This is a first to artists coming from far away. We wish we had funding to bring more foreigners to the Bay to share their work. Some of the local artists are Shereel Washington – she does Hula; Dana Lawton, modern dance; Nava Dance Theater, Indian dance; Kinetech Arts, visual arts; Christina Brown, Butoh; Joy Elan, spoken word.
M.O.I. JR: What role does dance play in societies around the world? Why is it important?
Byb Bibene: I can’t imagine life without dance. We all are dancers by nature or like to dance. Movement is the first human language.
Dance is a therapy, and this applies to all societies around the world. Dance makes us feel good in our body. We celebrate a wedding, for instance, with dancing. There is just no life without dance.
M.O.I. JR: What role has the art of dance played in African societies historically?
Byb Bibene: Dance has always been a very important part of Congolese society. I would avoid speaking of all the African societies, since Africa is a huge continent and each country has its particular dance culture.
Since I have not visited all the African societies, I would not put Africa in a box – though there are a few similarities in the Central African countries of the role that dance plays in society, especially where Bantu people live.
Historically, dance was always associated with a social event. There was a dance for hunting, dance for fishing, for wedding celebrations, for birth, for death, for harvest, for health and wealth, dance of passage from teenage to adulthood; I can’t name all of them.
Our ancestors believed it was necessary to dance for an event in order to guarantee its success or celebrate it. Dance was sometimes associated with acting.
There were, I remember, musical groups in the Congo. I was young. These groups combined dance, singing, music and spoken word to narrate a story, to educate the youth, to empower moral values in the society.
M.O.I. JR: How could people keep in touch with you?
Byb Bibene: We have an email and mailing lists; we encourage people to join the list via our website www.kiandanda-dance.com.

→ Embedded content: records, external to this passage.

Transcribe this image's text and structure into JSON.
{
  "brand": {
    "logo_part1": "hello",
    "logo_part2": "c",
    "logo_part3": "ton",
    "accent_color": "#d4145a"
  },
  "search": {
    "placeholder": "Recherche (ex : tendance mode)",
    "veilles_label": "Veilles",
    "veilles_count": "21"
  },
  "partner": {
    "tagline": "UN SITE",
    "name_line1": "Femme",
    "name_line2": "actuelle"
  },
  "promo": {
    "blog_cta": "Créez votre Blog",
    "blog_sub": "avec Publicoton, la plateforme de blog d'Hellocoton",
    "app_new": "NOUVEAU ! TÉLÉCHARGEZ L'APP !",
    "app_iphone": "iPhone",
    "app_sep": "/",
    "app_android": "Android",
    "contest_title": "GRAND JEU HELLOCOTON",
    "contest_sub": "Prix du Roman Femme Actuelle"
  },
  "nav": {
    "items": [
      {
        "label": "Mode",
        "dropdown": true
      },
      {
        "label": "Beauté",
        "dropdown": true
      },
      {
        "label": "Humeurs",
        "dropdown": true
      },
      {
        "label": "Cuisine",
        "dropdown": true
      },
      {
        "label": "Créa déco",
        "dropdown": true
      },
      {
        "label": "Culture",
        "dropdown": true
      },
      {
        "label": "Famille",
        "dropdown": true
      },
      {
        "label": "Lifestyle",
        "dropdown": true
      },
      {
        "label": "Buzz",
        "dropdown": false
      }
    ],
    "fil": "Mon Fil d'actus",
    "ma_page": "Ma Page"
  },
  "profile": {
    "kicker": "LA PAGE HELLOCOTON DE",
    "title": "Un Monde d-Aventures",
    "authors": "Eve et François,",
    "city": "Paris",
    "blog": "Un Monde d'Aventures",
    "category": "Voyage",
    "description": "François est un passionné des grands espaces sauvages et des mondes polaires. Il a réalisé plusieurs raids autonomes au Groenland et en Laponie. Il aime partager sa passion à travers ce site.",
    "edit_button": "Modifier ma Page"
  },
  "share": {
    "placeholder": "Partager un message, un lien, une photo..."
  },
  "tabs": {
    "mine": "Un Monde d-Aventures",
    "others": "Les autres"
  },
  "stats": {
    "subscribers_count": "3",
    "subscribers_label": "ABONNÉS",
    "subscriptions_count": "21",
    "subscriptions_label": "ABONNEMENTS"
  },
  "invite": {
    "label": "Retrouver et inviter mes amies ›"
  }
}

People can subscribe on the front page of the website. We also have a Facebook page, which can be found here: https://www.facebook.com/MbonguiSquare?ref=hl.
People can also send an email to email@example.com for any inquiry. Tickets for Mbongui Square are on sale at Eventbrite: www.mbonguisquare2015.eventbrite.com.
Also, my company is fiscally sponsored by Dancers Group, a 501(c)(3) organization. So we accept tax deductible donations. This link should take you directly to the support page: http://kiandanda-dance.com/support-us.
The People’s Minister of Information JR Valrey is associate editor of the Bay View, author of “Block Reportin’” and “Unfinished Business: Block Reportin’ 2” and filmmaker of “Operation Small Axe” and “Block Reportin’ 101,” available, along with many more interviews, at www.blockreportradio.com. He can be reached at firstname.lastname@example.org.